Happy New Year to all! I have not made any New Year’s resolutions per se, but in order to offer some focus to this blog, my writing, and my devotional meditations (3 birds with one stone!), I am embarking on a journey through C.S. Lewis’s anthology of George MacDonald. This consists of 365 readings of the Scottish novelist, poet, and clergyman focusing on everything regarding to the faith, from God’s Love to Death, Forgiveness, Prayer, Miracles, and everything in between. I will use the blog to either simply post the daily reading as I go along, or reflect on portions of the daily reading. Normally my modus operandi consists of devouring several books at once, and from there attempting to sift through the information to find a kernel of wisdom lost from the inundation of my gluttonous reading habit. This different approach, similar, I think, to the monastic practice of lectio divina, will hinder the sense of confusion which usually results from my normal practice, and do what all good reflective reading is meant to do: slow down the mind. I usually stay away from “devotional reading” books as I find them trite and often too sentimental. I trust that this anthology will be different, as I do have respect for the discerning mind of its compiler.

For those of you who do not know much about George MacDonald, you can find a biographical sketch of his life here. The Golden Key is another good resource.  MacDonald was influential in the writings of both C.S. Lewis, J.R.R. Tolkien and many others. Oh, and we share a birthday, too. When you get a chance, please wish him a happy 184th birthday.

So, onto the quote above “That man is perfect in faith….” Here I think we start off the year with a wonderful paradox. How can one be perfect “with the weight of low thoughts” and “wandering forgetfulness?” We are able to come to God in prayer sometimes with a joyous heart- if we have had a good day, or in the memory of a good day from the past. However, often I know I settle down for my prayers not even wanting to pray, with my mind distracted with thoughts and activities that either will be coming up (morning prayer) or which I have had to deal with (evening prayer). But MacDonald seems to bring that act of prayer back to its barest essence- the recognition that, with heads bowed, our reliance is on the God who offers Himself as refuge for us- no matter what the circumstance. For we are perfect in faith when in any situation, we rely and hope in the love of God the Father. When we see those low thoughts, distractions, and failures as the ultimate reality of our lives, then we have no faith. But turning to the One who can lift us beyond that “reality,” therein lies the hope and joy that comes from life in Him.

School Approacheth…

It’s that time of year again- time to pick up pen and paper and figure out exactly what to do this new school year.  My first thought is to try and find a place to hide with a good book and reemerge next June, which is not a unique thought pattern among English teachers (given that time frame, perhaps choosing Proust’s In Search of Lost Time).
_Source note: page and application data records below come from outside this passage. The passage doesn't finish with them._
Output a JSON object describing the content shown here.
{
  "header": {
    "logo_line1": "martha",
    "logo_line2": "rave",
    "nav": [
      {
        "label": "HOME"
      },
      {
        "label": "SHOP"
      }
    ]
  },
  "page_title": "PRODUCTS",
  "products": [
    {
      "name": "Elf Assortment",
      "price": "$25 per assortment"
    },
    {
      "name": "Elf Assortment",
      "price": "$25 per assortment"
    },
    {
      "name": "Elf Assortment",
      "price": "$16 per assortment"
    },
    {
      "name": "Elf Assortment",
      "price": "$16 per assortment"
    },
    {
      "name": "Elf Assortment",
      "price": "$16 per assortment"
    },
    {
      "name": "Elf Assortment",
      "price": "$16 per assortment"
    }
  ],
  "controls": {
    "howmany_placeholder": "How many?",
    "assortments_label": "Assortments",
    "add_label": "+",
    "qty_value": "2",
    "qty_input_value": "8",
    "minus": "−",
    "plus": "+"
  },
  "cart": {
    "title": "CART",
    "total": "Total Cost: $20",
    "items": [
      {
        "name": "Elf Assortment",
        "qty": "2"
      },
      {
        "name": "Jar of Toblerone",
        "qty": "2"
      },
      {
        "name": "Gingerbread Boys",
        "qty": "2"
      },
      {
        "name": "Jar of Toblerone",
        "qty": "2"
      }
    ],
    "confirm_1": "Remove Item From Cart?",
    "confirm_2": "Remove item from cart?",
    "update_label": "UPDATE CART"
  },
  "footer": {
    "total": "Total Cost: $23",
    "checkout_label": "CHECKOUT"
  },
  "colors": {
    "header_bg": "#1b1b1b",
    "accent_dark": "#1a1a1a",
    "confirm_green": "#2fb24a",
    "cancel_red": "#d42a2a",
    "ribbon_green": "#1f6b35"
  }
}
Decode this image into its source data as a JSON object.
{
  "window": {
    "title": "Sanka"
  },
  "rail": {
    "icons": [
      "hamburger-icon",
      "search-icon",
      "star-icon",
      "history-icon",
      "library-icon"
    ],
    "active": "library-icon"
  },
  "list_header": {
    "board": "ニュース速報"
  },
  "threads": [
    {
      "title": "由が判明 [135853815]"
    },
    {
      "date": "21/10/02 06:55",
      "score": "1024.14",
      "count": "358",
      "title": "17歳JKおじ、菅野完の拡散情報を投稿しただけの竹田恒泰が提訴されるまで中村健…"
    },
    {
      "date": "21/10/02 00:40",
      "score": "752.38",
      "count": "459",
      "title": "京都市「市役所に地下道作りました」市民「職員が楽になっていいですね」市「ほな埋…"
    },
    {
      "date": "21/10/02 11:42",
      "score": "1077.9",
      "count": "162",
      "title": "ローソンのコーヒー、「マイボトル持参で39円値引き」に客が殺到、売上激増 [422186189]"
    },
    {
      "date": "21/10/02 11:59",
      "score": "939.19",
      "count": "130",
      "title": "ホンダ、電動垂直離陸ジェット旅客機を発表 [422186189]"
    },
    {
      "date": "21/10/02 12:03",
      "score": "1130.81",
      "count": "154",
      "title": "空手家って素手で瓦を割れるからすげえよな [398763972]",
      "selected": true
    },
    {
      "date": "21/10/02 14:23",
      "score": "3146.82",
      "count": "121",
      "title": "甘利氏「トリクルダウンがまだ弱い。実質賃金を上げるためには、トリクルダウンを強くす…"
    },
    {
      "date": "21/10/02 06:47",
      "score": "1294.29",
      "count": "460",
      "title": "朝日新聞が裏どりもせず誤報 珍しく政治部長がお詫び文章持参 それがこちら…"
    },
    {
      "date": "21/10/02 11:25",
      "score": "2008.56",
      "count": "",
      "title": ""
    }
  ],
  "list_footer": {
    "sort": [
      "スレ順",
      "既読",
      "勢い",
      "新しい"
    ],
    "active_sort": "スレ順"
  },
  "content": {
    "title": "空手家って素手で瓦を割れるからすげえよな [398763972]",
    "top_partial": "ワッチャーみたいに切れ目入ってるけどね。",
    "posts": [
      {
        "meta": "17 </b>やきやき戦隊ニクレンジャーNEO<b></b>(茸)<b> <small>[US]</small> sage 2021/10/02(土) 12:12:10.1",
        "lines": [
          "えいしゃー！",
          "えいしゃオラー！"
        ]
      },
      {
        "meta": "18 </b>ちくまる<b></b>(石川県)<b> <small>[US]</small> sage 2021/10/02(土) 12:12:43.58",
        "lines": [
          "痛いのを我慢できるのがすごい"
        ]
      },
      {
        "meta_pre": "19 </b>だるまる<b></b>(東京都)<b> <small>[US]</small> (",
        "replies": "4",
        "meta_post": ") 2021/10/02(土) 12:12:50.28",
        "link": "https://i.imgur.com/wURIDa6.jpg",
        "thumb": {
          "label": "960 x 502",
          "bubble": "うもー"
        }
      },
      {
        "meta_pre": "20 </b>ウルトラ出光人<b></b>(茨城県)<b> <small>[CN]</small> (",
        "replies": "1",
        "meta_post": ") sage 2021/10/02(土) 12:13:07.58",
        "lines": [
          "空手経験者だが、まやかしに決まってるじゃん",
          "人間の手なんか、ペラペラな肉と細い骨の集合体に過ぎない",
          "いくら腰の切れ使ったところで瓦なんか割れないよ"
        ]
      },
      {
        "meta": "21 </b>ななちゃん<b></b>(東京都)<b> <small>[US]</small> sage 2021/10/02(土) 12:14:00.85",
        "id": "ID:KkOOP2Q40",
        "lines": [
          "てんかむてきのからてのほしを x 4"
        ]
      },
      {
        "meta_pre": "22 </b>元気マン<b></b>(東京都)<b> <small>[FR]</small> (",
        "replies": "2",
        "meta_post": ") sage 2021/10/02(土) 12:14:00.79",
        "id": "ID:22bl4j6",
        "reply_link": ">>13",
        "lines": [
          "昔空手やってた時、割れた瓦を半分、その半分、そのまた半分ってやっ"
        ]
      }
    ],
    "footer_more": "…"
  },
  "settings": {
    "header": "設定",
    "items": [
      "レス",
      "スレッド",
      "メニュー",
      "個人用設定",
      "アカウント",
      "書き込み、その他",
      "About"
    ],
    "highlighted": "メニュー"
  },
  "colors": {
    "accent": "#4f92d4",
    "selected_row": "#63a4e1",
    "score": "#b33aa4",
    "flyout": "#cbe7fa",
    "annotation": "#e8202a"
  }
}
However, the “teaching dreams” have plagued me for the past few weeks (for those not in the know, this is similar to the “actor’s nightmare,” but in this case you find yourself in front of a class of students with no lesson plan, no idea what to lecture on, and no idea of how long of a time you have to teach), and now I sit eyeing a stack of lessons, textbooks, and a syllabus needing revision.  With coffee brewing and poured generously into my Shakespeare mug, it’s time to get back to work.  As I take a deep breath, I quote the mantra from Douglas Adams Hitchhiker’s Guide to the Galaxy: “DON’T PANIC!”